Whenever a line below holds the word "disabled", copy that line.

(Stored data entries)

========

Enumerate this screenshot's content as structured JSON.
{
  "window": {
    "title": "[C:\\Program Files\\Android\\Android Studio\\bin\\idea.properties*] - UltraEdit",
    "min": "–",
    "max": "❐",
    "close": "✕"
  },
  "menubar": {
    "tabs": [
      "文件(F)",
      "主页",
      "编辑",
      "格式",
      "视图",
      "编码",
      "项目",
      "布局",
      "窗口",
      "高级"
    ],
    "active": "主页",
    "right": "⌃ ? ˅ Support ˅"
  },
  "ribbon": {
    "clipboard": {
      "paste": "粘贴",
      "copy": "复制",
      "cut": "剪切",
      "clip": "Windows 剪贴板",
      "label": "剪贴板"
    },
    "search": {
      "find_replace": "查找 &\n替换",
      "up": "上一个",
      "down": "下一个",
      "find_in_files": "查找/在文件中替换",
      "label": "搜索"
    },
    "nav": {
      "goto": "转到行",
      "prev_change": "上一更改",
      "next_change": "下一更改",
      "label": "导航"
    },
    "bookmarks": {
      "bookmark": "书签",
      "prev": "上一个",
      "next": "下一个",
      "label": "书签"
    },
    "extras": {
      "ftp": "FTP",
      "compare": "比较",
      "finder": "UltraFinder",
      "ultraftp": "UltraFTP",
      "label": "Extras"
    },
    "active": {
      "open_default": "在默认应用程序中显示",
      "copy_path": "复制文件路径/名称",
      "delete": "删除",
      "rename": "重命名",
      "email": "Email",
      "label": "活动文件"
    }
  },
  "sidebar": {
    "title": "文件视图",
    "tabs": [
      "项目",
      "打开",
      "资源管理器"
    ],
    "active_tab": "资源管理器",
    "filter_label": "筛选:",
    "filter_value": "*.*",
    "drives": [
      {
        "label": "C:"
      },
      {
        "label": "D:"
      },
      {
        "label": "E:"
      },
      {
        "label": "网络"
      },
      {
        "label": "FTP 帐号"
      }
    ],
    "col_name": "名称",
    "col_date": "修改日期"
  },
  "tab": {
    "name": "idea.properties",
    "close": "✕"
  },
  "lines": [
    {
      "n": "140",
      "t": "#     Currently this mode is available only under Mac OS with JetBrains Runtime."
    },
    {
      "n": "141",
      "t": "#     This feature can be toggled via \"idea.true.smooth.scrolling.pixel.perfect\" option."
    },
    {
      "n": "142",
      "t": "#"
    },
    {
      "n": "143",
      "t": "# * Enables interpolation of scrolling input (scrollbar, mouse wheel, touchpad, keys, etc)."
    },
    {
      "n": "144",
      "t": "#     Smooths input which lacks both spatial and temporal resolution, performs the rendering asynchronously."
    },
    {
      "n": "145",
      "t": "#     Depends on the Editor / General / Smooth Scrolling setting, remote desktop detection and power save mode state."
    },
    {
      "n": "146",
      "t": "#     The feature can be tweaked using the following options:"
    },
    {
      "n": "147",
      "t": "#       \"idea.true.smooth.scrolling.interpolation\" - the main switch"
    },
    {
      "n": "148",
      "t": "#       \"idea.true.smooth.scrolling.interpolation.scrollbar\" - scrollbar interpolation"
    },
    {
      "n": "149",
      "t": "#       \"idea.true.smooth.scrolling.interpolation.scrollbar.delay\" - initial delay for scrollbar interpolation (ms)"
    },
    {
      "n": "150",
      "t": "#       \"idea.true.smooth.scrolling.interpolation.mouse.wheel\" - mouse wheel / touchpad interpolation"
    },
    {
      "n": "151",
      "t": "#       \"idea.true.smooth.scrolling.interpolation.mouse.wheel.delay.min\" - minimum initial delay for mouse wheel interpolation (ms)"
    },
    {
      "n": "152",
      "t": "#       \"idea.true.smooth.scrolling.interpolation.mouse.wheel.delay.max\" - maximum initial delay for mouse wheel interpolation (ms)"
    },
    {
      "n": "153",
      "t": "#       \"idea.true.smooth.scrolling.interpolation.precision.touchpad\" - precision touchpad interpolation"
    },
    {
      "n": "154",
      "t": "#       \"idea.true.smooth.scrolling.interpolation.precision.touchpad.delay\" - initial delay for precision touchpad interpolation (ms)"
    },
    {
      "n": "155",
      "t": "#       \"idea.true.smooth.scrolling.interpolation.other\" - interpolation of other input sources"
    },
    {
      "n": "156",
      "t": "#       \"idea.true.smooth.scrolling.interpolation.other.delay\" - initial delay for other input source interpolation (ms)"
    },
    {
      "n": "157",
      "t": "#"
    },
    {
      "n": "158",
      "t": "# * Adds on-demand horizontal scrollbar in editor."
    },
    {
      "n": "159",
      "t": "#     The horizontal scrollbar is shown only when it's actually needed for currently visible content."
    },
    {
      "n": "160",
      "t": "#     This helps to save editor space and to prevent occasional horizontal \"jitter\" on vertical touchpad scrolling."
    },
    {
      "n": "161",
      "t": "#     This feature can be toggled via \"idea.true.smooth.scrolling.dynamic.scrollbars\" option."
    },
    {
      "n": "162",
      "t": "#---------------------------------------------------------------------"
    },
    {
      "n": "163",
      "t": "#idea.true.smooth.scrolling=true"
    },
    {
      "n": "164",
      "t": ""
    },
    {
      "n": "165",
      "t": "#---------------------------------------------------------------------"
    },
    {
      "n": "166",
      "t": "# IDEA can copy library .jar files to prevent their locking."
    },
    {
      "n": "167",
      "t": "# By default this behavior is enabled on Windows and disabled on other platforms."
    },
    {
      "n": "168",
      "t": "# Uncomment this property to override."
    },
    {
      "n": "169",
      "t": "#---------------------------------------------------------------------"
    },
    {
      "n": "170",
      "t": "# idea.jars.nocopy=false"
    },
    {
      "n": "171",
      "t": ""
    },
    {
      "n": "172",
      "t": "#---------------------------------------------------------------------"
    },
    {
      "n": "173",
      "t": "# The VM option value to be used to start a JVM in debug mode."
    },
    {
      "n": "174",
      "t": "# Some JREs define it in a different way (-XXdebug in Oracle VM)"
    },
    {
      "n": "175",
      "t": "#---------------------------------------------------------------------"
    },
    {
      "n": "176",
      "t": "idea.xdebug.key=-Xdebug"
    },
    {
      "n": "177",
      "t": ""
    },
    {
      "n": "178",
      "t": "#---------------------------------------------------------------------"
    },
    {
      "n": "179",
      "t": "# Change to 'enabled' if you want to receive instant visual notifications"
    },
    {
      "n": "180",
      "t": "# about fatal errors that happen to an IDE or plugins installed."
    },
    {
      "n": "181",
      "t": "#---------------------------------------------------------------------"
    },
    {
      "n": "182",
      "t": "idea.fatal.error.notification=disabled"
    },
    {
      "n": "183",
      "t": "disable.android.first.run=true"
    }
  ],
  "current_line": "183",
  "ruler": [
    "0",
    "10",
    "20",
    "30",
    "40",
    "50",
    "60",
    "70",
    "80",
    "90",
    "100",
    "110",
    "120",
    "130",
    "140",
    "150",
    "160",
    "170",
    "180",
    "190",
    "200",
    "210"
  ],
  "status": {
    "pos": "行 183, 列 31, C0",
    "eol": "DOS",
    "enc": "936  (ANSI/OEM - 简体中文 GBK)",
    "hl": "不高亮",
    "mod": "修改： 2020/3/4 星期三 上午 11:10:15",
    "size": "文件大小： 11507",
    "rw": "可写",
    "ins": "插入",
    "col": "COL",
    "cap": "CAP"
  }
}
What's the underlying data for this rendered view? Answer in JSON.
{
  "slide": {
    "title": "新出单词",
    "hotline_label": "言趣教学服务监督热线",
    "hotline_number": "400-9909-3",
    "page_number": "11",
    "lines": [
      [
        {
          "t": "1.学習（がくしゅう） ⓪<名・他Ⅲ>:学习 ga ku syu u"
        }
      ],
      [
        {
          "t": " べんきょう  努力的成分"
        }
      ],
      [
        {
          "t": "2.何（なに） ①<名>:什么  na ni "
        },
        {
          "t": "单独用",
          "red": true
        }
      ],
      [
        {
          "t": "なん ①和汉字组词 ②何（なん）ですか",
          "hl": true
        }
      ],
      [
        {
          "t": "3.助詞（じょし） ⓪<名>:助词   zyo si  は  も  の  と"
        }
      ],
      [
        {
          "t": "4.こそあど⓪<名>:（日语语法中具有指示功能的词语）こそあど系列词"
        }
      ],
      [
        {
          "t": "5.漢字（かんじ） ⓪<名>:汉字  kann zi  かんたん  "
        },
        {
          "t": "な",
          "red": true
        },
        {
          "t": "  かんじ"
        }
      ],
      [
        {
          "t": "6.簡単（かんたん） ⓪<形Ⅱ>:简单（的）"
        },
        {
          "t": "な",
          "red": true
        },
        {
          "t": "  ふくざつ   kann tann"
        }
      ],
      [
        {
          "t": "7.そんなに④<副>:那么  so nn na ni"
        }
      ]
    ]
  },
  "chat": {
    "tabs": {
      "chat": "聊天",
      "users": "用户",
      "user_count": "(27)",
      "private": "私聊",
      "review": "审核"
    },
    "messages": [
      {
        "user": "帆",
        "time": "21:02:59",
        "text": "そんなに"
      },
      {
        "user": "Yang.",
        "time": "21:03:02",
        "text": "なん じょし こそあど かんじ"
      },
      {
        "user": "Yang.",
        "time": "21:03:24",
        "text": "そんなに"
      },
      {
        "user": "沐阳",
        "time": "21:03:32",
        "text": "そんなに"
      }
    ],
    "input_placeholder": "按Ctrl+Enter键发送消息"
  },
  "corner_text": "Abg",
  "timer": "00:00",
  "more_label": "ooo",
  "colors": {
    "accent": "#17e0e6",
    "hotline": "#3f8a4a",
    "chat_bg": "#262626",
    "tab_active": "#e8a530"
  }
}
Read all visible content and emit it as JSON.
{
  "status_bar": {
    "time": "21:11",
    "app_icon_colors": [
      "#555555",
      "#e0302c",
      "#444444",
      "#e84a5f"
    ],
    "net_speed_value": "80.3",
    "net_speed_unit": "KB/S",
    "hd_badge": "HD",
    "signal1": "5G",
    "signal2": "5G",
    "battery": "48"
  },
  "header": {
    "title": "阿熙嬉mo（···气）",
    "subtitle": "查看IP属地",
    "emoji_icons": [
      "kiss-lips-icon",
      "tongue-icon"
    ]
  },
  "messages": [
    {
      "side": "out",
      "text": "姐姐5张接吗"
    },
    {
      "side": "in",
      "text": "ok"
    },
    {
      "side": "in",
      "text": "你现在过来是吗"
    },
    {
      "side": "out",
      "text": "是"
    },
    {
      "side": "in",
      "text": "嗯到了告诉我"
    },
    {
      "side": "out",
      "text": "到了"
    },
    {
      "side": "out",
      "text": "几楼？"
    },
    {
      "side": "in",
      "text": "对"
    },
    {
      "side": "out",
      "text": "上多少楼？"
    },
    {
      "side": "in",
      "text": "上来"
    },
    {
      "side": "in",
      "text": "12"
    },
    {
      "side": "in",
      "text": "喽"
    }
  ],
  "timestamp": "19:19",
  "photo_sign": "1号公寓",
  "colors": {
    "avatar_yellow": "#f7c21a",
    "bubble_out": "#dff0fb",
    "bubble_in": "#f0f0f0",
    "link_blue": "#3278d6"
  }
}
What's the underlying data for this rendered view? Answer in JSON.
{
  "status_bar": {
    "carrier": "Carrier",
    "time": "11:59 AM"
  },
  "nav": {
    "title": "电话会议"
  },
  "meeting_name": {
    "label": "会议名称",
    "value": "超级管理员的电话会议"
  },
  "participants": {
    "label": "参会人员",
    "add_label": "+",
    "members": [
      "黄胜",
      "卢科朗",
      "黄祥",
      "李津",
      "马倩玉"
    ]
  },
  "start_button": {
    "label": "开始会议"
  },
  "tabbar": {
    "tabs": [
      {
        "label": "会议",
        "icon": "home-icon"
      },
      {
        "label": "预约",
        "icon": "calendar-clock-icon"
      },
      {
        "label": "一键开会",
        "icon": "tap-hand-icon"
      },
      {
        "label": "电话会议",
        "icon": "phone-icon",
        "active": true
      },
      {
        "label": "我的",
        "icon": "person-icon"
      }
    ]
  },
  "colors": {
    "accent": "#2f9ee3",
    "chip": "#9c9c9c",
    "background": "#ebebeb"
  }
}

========

__Task response__.
      "t": "# By default this behavior is enabled on Windows and disabled on other platforms."
      "t": "idea.fatal.error.notification=disabled"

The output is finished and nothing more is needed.